→ **DIRECTIONS**:
Exactly how many lines in this data contain the word "Finetuning"? Only the number should be given.

→ **Data about app and page elements**:
=== Begin Enclosure ===
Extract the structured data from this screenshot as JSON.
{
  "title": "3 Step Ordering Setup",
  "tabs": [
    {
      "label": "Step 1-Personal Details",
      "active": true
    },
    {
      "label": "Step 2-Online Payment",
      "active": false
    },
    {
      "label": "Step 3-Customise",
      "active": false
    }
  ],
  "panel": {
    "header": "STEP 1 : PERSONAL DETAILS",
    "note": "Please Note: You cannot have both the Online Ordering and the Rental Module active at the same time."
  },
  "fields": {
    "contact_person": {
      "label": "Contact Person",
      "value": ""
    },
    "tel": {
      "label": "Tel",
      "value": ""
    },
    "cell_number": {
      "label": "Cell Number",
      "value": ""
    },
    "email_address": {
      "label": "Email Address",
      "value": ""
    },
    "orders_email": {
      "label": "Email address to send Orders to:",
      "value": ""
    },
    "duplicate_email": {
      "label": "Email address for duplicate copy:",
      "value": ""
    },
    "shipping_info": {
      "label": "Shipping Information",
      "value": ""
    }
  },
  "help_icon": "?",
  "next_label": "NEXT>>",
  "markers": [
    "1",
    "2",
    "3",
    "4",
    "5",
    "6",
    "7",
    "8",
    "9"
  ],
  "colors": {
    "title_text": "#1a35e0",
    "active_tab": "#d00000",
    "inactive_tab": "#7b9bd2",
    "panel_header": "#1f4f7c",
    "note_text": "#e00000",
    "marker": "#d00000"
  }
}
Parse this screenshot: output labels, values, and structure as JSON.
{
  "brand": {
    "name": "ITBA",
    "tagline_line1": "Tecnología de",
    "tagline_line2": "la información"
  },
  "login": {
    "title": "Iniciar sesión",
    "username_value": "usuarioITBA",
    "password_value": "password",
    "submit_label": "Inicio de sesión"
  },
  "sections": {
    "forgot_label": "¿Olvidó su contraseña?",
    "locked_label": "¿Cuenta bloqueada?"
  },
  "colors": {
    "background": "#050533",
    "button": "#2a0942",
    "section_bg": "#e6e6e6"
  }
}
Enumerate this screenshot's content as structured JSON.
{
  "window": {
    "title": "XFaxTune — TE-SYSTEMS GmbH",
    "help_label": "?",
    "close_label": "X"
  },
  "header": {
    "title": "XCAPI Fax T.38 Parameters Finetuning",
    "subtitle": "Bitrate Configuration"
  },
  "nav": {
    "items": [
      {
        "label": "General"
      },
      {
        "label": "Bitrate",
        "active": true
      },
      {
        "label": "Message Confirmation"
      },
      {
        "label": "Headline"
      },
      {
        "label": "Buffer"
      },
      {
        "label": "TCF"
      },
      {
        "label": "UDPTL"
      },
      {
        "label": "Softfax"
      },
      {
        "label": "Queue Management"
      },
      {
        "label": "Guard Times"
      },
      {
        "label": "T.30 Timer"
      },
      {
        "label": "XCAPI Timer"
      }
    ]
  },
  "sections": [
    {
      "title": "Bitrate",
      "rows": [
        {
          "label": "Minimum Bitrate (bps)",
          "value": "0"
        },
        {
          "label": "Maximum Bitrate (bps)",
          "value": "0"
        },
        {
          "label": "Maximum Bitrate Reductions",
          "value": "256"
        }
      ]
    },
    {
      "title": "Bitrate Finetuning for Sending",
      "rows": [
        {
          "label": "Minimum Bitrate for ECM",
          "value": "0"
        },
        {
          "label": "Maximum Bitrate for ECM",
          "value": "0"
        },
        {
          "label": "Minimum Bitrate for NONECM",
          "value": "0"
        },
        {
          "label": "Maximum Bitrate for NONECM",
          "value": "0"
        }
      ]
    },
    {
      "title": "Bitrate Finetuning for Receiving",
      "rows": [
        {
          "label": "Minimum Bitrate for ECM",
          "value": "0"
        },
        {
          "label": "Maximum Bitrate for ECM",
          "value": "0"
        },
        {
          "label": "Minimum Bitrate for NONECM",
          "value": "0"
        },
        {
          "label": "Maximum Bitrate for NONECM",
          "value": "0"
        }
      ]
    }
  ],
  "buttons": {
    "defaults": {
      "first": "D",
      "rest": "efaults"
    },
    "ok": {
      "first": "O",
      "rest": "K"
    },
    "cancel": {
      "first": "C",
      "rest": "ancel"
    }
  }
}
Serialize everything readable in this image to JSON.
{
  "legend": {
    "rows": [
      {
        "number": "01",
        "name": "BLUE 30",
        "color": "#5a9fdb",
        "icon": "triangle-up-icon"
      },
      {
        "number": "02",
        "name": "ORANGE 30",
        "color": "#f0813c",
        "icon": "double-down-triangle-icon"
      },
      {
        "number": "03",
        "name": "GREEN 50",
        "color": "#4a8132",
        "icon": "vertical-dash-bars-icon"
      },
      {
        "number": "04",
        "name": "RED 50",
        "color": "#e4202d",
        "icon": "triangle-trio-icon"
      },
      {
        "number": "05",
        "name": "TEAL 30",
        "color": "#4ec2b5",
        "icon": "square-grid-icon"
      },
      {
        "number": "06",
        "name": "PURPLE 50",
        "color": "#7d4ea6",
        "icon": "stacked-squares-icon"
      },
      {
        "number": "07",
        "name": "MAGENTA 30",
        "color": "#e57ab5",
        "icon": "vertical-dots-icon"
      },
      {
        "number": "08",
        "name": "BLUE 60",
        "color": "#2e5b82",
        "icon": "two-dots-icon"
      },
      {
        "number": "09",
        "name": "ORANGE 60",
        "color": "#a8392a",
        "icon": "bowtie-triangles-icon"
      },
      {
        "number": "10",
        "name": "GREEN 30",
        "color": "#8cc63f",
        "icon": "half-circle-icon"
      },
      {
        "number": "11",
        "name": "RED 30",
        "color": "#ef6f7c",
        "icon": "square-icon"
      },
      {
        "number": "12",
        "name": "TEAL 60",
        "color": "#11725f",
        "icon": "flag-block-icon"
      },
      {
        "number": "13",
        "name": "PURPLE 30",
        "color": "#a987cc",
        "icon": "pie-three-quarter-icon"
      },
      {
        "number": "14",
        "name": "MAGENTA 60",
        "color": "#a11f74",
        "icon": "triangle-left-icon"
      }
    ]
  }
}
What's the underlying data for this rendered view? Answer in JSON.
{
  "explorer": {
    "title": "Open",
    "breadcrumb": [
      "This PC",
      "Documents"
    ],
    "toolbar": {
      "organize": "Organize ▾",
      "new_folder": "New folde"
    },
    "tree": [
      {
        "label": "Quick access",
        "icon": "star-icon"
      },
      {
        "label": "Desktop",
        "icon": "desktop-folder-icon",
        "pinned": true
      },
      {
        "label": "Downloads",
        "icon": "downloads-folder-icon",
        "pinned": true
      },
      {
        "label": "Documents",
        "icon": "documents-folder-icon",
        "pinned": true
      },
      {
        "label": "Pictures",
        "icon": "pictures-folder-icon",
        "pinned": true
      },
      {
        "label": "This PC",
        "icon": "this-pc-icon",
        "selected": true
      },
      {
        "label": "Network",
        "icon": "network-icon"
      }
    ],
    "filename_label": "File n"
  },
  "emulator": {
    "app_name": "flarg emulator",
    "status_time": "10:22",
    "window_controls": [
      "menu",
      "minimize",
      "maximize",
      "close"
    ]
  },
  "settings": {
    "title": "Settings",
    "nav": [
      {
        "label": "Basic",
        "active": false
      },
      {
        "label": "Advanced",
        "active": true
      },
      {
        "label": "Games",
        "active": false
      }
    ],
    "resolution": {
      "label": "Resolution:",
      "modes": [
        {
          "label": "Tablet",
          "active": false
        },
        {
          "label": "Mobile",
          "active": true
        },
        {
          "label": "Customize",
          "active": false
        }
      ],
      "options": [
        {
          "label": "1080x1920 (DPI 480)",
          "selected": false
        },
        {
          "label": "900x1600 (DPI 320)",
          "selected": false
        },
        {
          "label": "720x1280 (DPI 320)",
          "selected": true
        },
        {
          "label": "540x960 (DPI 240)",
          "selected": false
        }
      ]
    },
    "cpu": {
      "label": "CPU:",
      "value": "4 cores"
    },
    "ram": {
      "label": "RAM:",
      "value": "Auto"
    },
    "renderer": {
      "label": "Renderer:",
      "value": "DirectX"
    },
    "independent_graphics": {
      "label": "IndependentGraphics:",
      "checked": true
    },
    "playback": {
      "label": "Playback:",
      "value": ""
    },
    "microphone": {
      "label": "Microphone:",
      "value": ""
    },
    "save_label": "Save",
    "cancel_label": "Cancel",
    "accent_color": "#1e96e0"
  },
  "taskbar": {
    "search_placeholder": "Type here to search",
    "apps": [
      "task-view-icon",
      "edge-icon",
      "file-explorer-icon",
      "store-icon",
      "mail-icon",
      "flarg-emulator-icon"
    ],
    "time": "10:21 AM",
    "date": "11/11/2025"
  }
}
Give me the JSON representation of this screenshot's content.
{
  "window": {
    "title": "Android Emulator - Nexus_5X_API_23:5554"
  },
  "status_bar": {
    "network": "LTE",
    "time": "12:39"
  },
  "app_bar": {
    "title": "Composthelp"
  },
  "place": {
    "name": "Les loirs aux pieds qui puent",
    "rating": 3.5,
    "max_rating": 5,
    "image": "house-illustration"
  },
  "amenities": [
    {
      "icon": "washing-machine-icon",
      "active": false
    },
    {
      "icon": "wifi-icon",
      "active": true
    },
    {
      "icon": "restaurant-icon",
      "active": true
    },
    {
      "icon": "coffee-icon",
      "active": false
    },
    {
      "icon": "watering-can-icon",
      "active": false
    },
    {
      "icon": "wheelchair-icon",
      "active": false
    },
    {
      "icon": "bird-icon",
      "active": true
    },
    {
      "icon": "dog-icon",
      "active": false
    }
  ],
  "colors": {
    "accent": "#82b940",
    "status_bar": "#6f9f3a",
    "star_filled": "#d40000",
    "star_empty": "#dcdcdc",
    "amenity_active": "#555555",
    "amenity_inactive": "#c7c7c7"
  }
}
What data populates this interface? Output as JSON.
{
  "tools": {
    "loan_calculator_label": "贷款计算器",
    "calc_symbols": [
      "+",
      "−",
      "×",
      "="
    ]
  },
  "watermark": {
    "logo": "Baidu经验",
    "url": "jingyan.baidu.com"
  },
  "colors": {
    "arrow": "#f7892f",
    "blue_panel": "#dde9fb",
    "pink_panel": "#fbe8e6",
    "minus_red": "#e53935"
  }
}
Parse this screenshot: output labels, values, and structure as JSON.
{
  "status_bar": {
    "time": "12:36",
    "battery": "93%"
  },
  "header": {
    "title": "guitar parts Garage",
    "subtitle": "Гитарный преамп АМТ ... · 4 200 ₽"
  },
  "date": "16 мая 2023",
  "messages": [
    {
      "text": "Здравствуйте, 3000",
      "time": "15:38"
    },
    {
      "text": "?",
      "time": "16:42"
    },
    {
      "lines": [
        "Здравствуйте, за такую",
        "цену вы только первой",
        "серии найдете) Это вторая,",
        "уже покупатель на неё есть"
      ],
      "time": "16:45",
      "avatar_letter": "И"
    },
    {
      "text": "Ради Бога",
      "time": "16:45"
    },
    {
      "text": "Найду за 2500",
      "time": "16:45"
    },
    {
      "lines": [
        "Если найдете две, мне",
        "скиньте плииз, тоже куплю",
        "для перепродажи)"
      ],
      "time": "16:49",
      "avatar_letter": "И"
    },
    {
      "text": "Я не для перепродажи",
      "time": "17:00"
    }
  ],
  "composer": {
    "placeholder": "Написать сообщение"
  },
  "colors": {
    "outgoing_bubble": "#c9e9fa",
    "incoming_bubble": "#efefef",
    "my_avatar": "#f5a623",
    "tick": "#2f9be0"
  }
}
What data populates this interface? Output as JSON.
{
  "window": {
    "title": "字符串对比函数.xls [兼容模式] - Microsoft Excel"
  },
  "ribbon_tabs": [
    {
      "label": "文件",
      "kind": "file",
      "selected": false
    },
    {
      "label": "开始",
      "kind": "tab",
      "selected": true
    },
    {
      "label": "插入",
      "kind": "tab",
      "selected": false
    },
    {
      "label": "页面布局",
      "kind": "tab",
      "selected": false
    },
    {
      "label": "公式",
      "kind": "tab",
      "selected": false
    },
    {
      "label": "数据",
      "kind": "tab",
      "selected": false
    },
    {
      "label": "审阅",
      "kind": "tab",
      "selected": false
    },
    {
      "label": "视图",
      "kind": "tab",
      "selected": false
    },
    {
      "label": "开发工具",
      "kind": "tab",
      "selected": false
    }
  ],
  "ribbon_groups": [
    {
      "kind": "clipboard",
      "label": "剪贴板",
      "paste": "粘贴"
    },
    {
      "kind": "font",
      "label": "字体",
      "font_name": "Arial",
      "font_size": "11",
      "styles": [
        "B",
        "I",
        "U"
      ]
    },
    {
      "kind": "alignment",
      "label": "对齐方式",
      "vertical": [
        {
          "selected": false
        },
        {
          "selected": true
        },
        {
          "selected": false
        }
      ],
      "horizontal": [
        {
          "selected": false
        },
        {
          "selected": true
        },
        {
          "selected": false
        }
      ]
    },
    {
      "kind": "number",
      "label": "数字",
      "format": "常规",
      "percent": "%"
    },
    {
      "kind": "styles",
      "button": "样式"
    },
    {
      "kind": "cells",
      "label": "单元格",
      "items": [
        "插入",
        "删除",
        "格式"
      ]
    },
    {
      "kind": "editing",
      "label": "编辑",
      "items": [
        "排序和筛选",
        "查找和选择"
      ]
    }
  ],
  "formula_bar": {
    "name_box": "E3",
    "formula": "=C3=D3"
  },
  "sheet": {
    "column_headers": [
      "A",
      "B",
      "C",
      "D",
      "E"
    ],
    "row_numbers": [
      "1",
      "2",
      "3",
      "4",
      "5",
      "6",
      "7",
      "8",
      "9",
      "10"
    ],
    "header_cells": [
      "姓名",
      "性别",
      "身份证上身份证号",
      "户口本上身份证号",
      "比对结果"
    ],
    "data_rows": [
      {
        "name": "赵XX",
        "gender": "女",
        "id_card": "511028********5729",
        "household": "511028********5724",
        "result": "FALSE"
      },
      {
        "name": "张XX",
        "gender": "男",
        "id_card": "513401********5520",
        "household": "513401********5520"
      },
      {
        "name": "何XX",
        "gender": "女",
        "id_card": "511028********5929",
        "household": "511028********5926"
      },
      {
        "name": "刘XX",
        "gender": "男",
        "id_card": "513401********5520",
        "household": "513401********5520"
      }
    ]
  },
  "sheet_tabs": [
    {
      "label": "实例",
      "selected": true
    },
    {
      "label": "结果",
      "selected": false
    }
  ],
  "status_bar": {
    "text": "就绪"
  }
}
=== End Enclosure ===
→ **ANSWER TO THE EXERCISE**:
3